Making the best of what life throws at you
“What a story of transformation, inner power and inspiration”
You’d be hard pressed to find a more cynical bunch of people than a group of theatre critics. So how do they approach a feel good musical about life changing disability happening to a 17 year old destined to play rugby for England? In all honesty, Musicals really aren’t my thing and the ones I prefer have a darker side, Parade is one of my favourites with its ending, a lynching, of a probably innocent man. However, Little Big Things largely won me over.
This musical takes a teenage boy who, on holiday with two of his rugby playing brothers in Portugal, dives into the sea and hits the sea bed fracturing his fourth vertebra. At 17 he is paralysed from the shoulders down. He faces months, really years in hospital eventually making the best of a disability when he is totally dependent on others. Until his physiotherapist discovers he can move his shoulders and so can control a specially developed wheelchair, he can’t steer the chair.

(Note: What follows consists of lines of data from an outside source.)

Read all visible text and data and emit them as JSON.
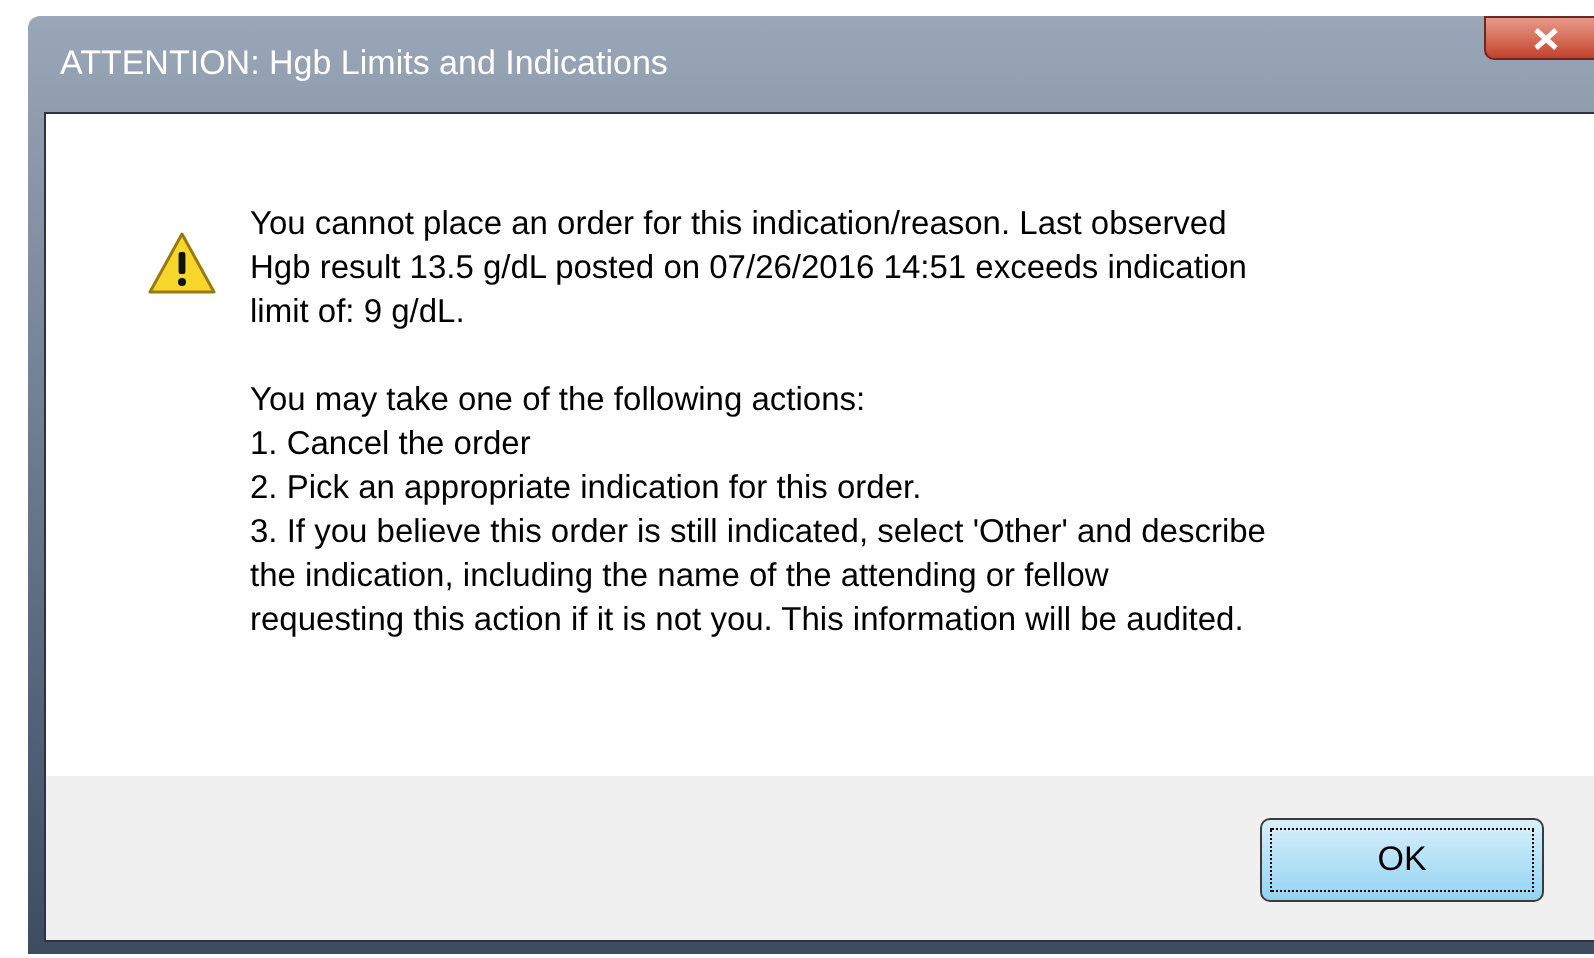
{
  "window": {
    "title": "ATTENTION: Hgb Limits and Indications"
  },
  "message": {
    "paragraphs": [
      [
        "You cannot place an order for this indication/reason.  Last observed",
        "Hgb result 13.5 g/dL posted on 07/26/2016 14:51 exceeds indication",
        "limit of: 9 g/dL."
      ],
      [
        "You may take one of the following actions:",
        "1. Cancel the order",
        "2. Pick an appropriate indication for this order.",
        "3. If you believe this order is still indicated, select 'Other' and describe",
        "the indication, including the name of the attending or fellow",
        "requesting this action if it is not you. This information will be audited."
      ]
    ]
  },
  "buttons": [
    {
      "label": "OK",
      "selected": true
    }
  ]
}
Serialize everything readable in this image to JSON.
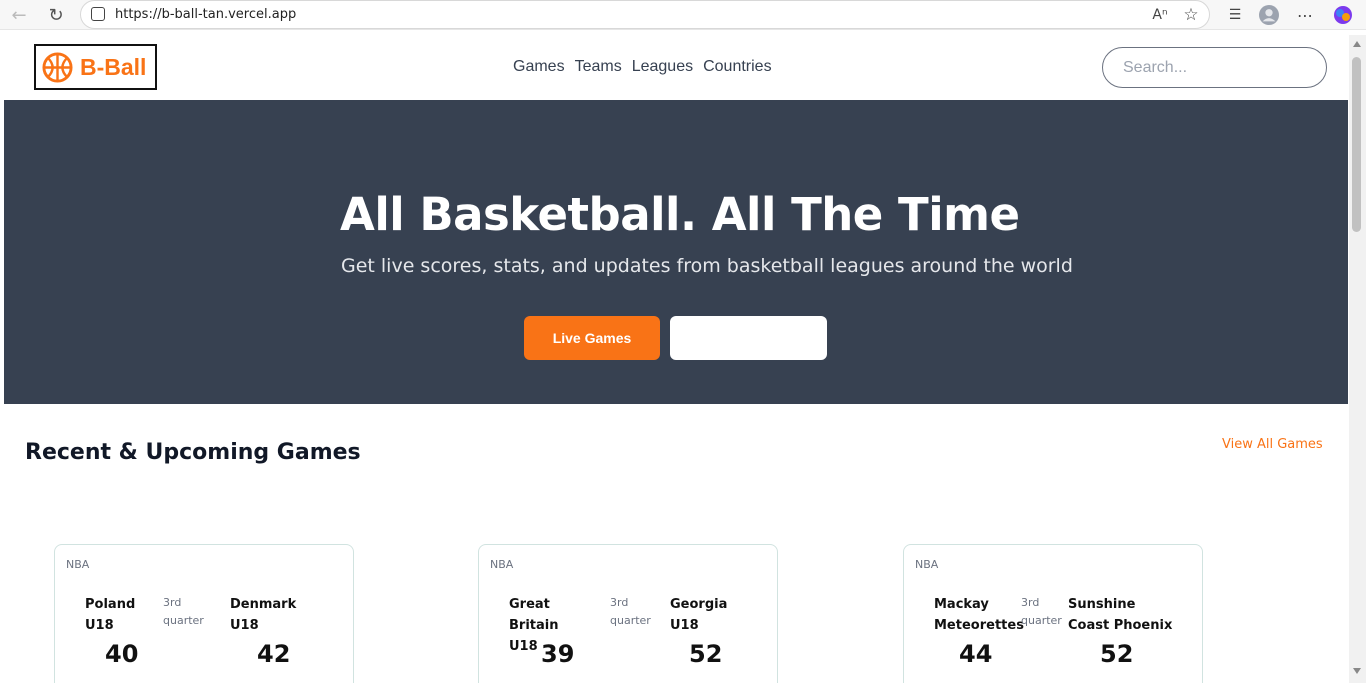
{
  "browser": {
    "url": "https://b-ball-tan.vercel.app"
  },
  "header": {
    "logo_text": "B-Ball",
    "nav": [
      "Games",
      "Teams",
      "Leagues",
      "Countries"
    ],
    "search_placeholder": "Search..."
  },
  "hero": {
    "title": "All Basketball. All The Time",
    "subtitle": "Get live scores, stats, and updates from basketball leagues around the world",
    "primary_button": "Live Games",
    "secondary_button": ""
  },
  "games_section": {
    "title": "Recent & Upcoming Games",
    "view_all": "View All Games",
    "games": [
      {
        "league": "NBA",
        "home_line1": "Poland",
        "home_line2": "U18",
        "status_line1": "3rd",
        "status_line2": "quarter",
        "away_line1": "Denmark",
        "away_line2": "U18",
        "home_score": "40",
        "away_score": "42"
      },
      {
        "league": "NBA",
        "home_line1": "Great Britain",
        "home_line2": "U18",
        "status_line1": "3rd",
        "status_line2": "quarter",
        "away_line1": "Georgia",
        "away_line2": "U18",
        "home_score": "39",
        "away_score": "52"
      },
      {
        "league": "NBA",
        "home_line1": "Mackay",
        "home_line2": "Meteorettes",
        "status_line1": "3rd",
        "status_line2": "quarter",
        "away_line1": "Sunshine",
        "away_line2": "Coast Phoenix",
        "home_score": "44",
        "away_score": "52"
      }
    ]
  },
  "colors": {
    "accent": "#f97316",
    "hero_bg": "#374151"
  }
}
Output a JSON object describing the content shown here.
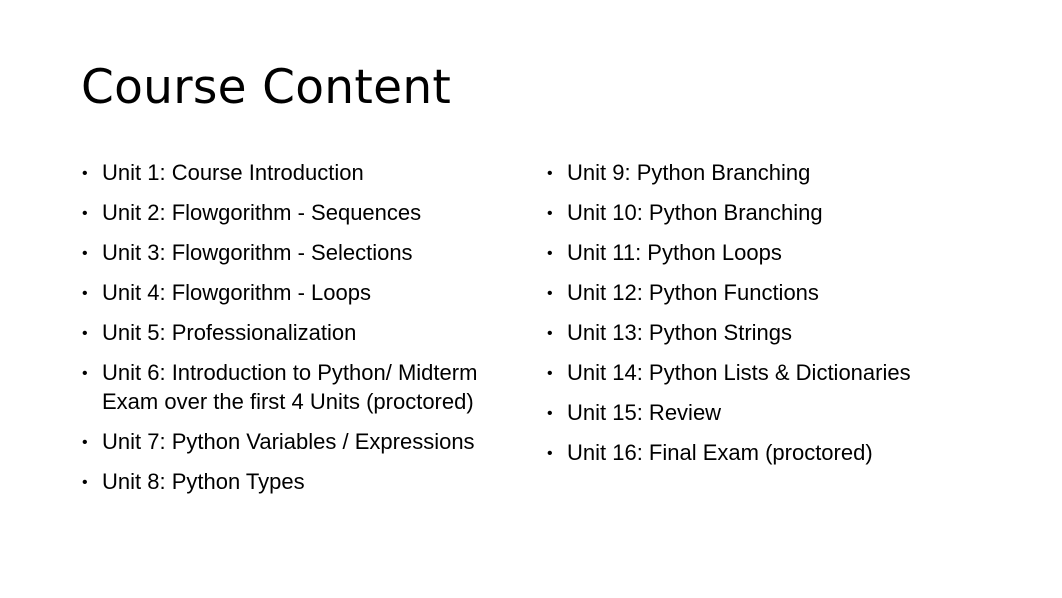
{
  "slide": {
    "title": "Course Content",
    "left_column": [
      "Unit 1: Course Introduction",
      "Unit 2: Flowgorithm - Sequences",
      "Unit 3: Flowgorithm - Selections",
      "Unit 4: Flowgorithm - Loops",
      "Unit 5: Professionalization",
      "Unit 6: Introduction to Python/ Midterm Exam over the first 4 Units (proctored)",
      "Unit 7: Python Variables / Expressions",
      "Unit 8: Python Types"
    ],
    "right_column": [
      "Unit 9: Python Branching",
      "Unit 10: Python Branching",
      "Unit 11: Python Loops",
      "Unit 12: Python Functions",
      "Unit 13: Python Strings",
      "Unit 14: Python Lists & Dictionaries",
      "Unit 15: Review",
      "Unit 16: Final Exam (proctored)"
    ],
    "bullet_glyph": "•"
  }
}
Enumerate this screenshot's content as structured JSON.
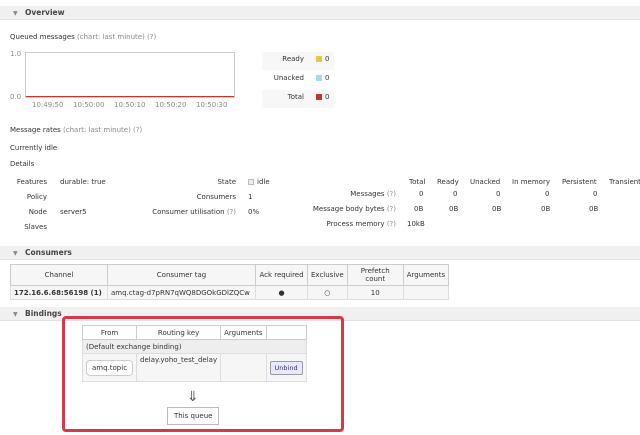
{
  "overview": {
    "title": "Overview",
    "queued_label": "Queued messages",
    "queued_suffix": "(chart: last minute) (?)",
    "y_top": "1.0",
    "y_bottom": "0.0",
    "x_ticks": [
      "10:49:50",
      "10:50:00",
      "10:50:10",
      "10:50:20",
      "10:50:30"
    ],
    "legend": [
      {
        "label": "Ready",
        "value": "0",
        "color": "#e8c842"
      },
      {
        "label": "Unacked",
        "value": "0",
        "color": "#a8d8ea"
      },
      {
        "label": "Total",
        "value": "0",
        "color": "#c0392b"
      }
    ],
    "rates_label": "Message rates",
    "rates_suffix": "(chart: last minute) (?)",
    "idle_text": "Currently idle",
    "details_label": "Details"
  },
  "details": {
    "features_label": "Features",
    "features_value": "durable: true",
    "policy_label": "Policy",
    "node_label": "Node",
    "node_value": "server5",
    "slaves_label": "Slaves",
    "state_label": "State",
    "state_value": "idle",
    "consumers_label": "Consumers",
    "consumers_value": "1",
    "util_label": "Consumer utilisation",
    "util_help": "(?)",
    "util_value": "0%",
    "stat_headers": [
      "Total",
      "Ready",
      "Unacked",
      "In memory",
      "Persistent",
      "Transient"
    ],
    "messages_label": "Messages",
    "messages_help": "(?)",
    "messages_values": [
      "0",
      "0",
      "0",
      "0",
      "0"
    ],
    "body_label": "Message body bytes",
    "body_help": "(?)",
    "body_values": [
      "0B",
      "0B",
      "0B",
      "0B",
      "0B"
    ],
    "procmem_label": "Process memory",
    "procmem_help": "(?)",
    "procmem_value": "10kB"
  },
  "consumers": {
    "title": "Consumers",
    "headers": [
      "Channel",
      "Consumer tag",
      "Ack required",
      "Exclusive",
      "Prefetch count",
      "Arguments"
    ],
    "row": {
      "channel": "172.16.6.68:56198 (1)",
      "tag": "amq.ctag-d7pRN7qWQ8DGOkGDlZQCw",
      "ack": "●",
      "exclusive": "○",
      "prefetch": "10",
      "arguments": ""
    }
  },
  "bindings": {
    "title": "Bindings",
    "headers": [
      "From",
      "Routing key",
      "Arguments"
    ],
    "default_binding": "(Default exchange binding)",
    "from": "amq.topic",
    "routing_key": "delay.yoho_test_delay",
    "unbind": "Unbind",
    "arrow": "⇓",
    "this_queue": "This queue"
  }
}
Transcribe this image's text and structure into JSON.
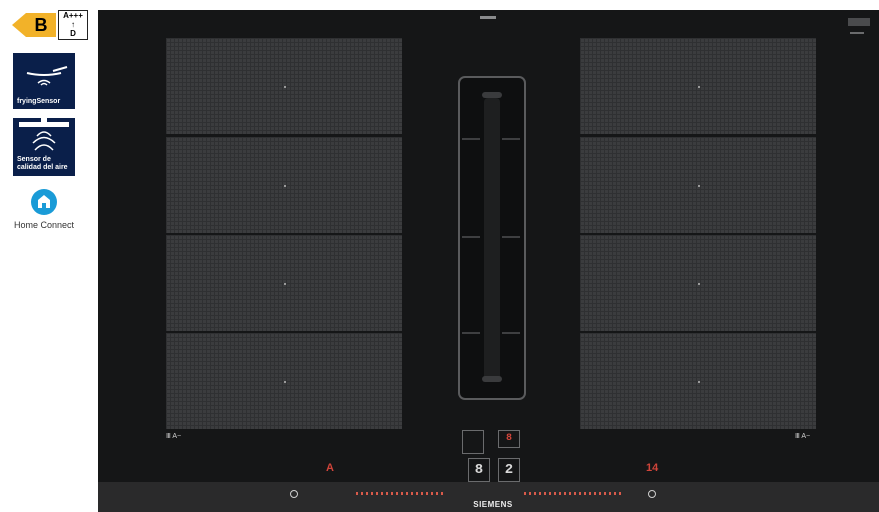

Joe White’s book for the musical is based on Henry Fraser’s autobiography and unusually casts two as Henry, Ed Larkin who is a disabled actor is Henry after the accident and Jonny Amies plays 17 year old Henry before he was paralysed. The interaction between the two is an interesting focus but I don’t think I really get it when the earlier Henry says he can’t wait to become his future self.
The musical feels like a celebration of disability and its pop/rock score with animated choreography adds to the joy. What is remarkable about Henry is his lack of anger while his family all blame themselves in different ways. Henry almost didn’t go because his passport had run out and a new one was quickly obtained by his father Andrew (Alasdair Harvey), his mother Fran (Linzi Hateley) wished she’d stopped him going and his brothers are blamed by her for not taking enough care of him. It is the new role the family takes on in caring and visiting Henry that almost breaks them up.
There are several cameos which add humour. There is Dr Graham (Melinda Parris) the overworked NHS doctor who says, “My blood type is caffeine and my guilty pleasure is sleep.” Dr Graham’s analogy of disability is that its like planning to go on holiday to Italy and instead being rerouted to Belgium. But the most influential professional is Henry’s quirky physiotherapist Agnes (Amy Trigg) whose personal experience is losing movement in her legs in a car accident as a young woman. Agnes acknowledges that she too talks to the herself before the life changing disability which put her in a wheelchair.
Agnes and Henry join in the choreography whirling their chairs and using their arms to the music. Linzi Hateley as Henry’s mother supports Henry and her husband gives up boating as they fear the sea will upset Henry in reminding him of his accident. Henry has been given the positive genes and in congratulating himself on getting out of hospital after 17 months, counts his blessings: that he can breathe without a ventilator, drink without a drip and eat a biscuit. The song “The World is Waiting for You” closes Act One.
Act Two concentrates on what Henry does next. Eventually he stops resisting his father’s gift of an ipad on which he can paint using a brush fixed to his old gumshield and started painting. Many of his pictures which include close ups of the heads of animals and birds, are impressive and earn a gallery showing attended by rugby hero Jonny Wilkinson. Henry goes on to write a best selling book and becomes a motivational speaker.
The performances in Little Big Things are inspirational with Amy Trigg sure to be nominated as Best Female Actor and Ed Larkin as Best Newcomer. As Henry is encouraged by Agnes to go clubbing there is a marvellously designed scene of a Monopoly costumes themed party and a romantic storyline for Henry with his school friend Katie (Grace McGonigal).
You might find Henry Fraser’s musical story sentimental but no one can question how he has made the success of a life struck by adversity. There were plenty sniffing and patting their faces with handkerchiefs at the show’s finale.
Never Coming Home
Feel Like This
One to Seventeen
Work of Heart
‘Part of the PLan
Don’t Wanna Have To
The World is Waiting
What I Need
Silence of the Sea
Things We Shouldn’t Do
Miles and Miles
One to Seventeen (Reprise)
The Little Big Things
Little Big Things
Book by Joe White
Music by Nick Butcher
Lyrics by Nick Butcher and Tom Ling
Directed by Luke Shepherd
Stephen John Davis
Director: Luke Sheppard
Choreographer: Mark Smith
Set Designer: Colin Richmond
Costume Design: Fay Fullerton
Musical Supervisor and Arranger: Matthew Brind
Lighting Designer: Howard Hudson
Sound Designer: Paul Gatehouse
Video: Luke Halls
Musical Director: Laura Bangay
Running Time: Two hours 20 minutes with an interval
Booking until 25th November 2023
4 Soho Place
London W1D 3BG
Tube: Tottenham Court Road
Telephone: 020 384 09611
Access: 0330 3335962
Reviewed by Lizzie Loveridge
@sohoplace on 16th September 2023